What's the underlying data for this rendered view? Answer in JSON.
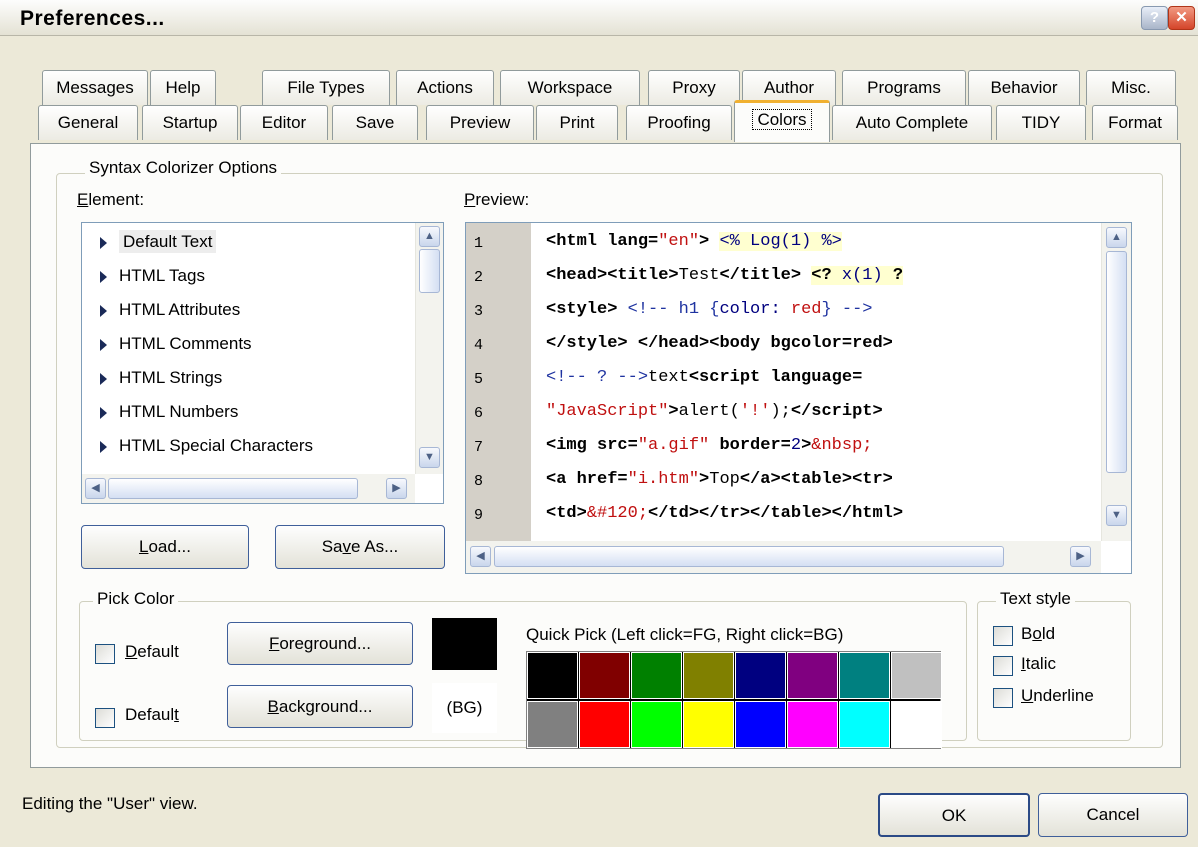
{
  "window": {
    "title": "Preferences...",
    "help_label": "?",
    "close_label": "✕"
  },
  "tabs_row1": [
    "Messages",
    "Help",
    "File Types",
    "Actions",
    "Workspace",
    "Proxy",
    "Author",
    "Programs",
    "Behavior",
    "Misc."
  ],
  "tabs_row2": [
    "General",
    "Startup",
    "Editor",
    "Save",
    "Preview",
    "Print",
    "Proofing",
    "Colors",
    "Auto Complete",
    "TIDY",
    "Format"
  ],
  "selected_tab": "Colors",
  "syntax_group": {
    "label": "Syntax Colorizer Options"
  },
  "element_list": {
    "label": "Element:",
    "items": [
      "Default Text",
      "HTML Tags",
      "HTML Attributes",
      "HTML Comments",
      "HTML Strings",
      "HTML Numbers",
      "HTML Special Characters"
    ],
    "selected": "Default Text"
  },
  "preview": {
    "label": "Preview:",
    "line_numbers": [
      "1",
      "2",
      "3",
      "4",
      "5",
      "6",
      "7",
      "8",
      "9"
    ]
  },
  "buttons": {
    "load": "Load...",
    "save_as": "Save As...",
    "foreground": "Foreground...",
    "background": "Background...",
    "ok": "OK",
    "cancel": "Cancel"
  },
  "pick_color": {
    "label": "Pick Color",
    "default_fg_label": "Default",
    "default_bg_label": "Default",
    "fg_color": "#000000",
    "bg_text": "(BG)"
  },
  "quick_pick": {
    "label": "Quick Pick (Left click=FG, Right click=BG)",
    "colors": [
      "#000000",
      "#800000",
      "#008000",
      "#808000",
      "#000080",
      "#800080",
      "#008080",
      "#c0c0c0",
      "#808080",
      "#ff0000",
      "#00ff00",
      "#ffff00",
      "#0000ff",
      "#ff00ff",
      "#00ffff",
      "#ffffff"
    ]
  },
  "text_style": {
    "label": "Text style",
    "bold": "Bold",
    "italic": "Italic",
    "underline": "Underline"
  },
  "status": "Editing the \"User\" view."
}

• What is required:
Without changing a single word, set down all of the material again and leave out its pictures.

• Written answer:
What's the underlying data for this rendered view? Answer in JSON.
{
  "window": {
    "title": "Preferences...",
    "help_label": "?",
    "close_label": "✕"
  },
  "tabs_row1": [
    "Messages",
    "Help",
    "File Types",
    "Actions",
    "Workspace",
    "Proxy",
    "Author",
    "Programs",
    "Behavior",
    "Misc."
  ],
  "tabs_row2": [
    "General",
    "Startup",
    "Editor",
    "Save",
    "Preview",
    "Print",
    "Proofing",
    "Colors",
    "Auto Complete",
    "TIDY",
    "Format"
  ],
  "selected_tab": "Colors",
  "syntax_group": {
    "label": "Syntax Colorizer Options"
  },
  "element_list": {
    "label": "Element:",
    "items": [
      "Default Text",
      "HTML Tags",
      "HTML Attributes",
      "HTML Comments",
      "HTML Strings",
      "HTML Numbers",
      "HTML Special Characters"
    ],
    "selected": "Default Text"
  },
  "preview": {
    "label": "Preview:",
    "line_numbers": [
      "1",
      "2",
      "3",
      "4",
      "5",
      "6",
      "7",
      "8",
      "9"
    ]
  },
  "buttons": {
    "load": "Load...",
    "save_as": "Save As...",
    "foreground": "Foreground...",
    "background": "Background...",
    "ok": "OK",
    "cancel": "Cancel"
  },
  "pick_color": {
    "label": "Pick Color",
    "default_fg_label": "Default",
    "default_bg_label": "Default",
    "fg_color": "#000000",
    "bg_text": "(BG)"
  },
  "quick_pick": {
    "label": "Quick Pick (Left click=FG, Right click=BG)",
    "colors": [
      "#000000",
      "#800000",
      "#008000",
      "#808000",
      "#000080",
      "#800080",
      "#008080",
      "#c0c0c0",
      "#808080",
      "#ff0000",
      "#00ff00",
      "#ffff00",
      "#0000ff",
      "#ff00ff",
      "#00ffff",
      "#ffffff"
    ]
  },
  "text_style": {
    "label": "Text style",
    "bold": "Bold",
    "italic": "Italic",
    "underline": "Underline"
  },
  "status": "Editing the \"User\" view."
}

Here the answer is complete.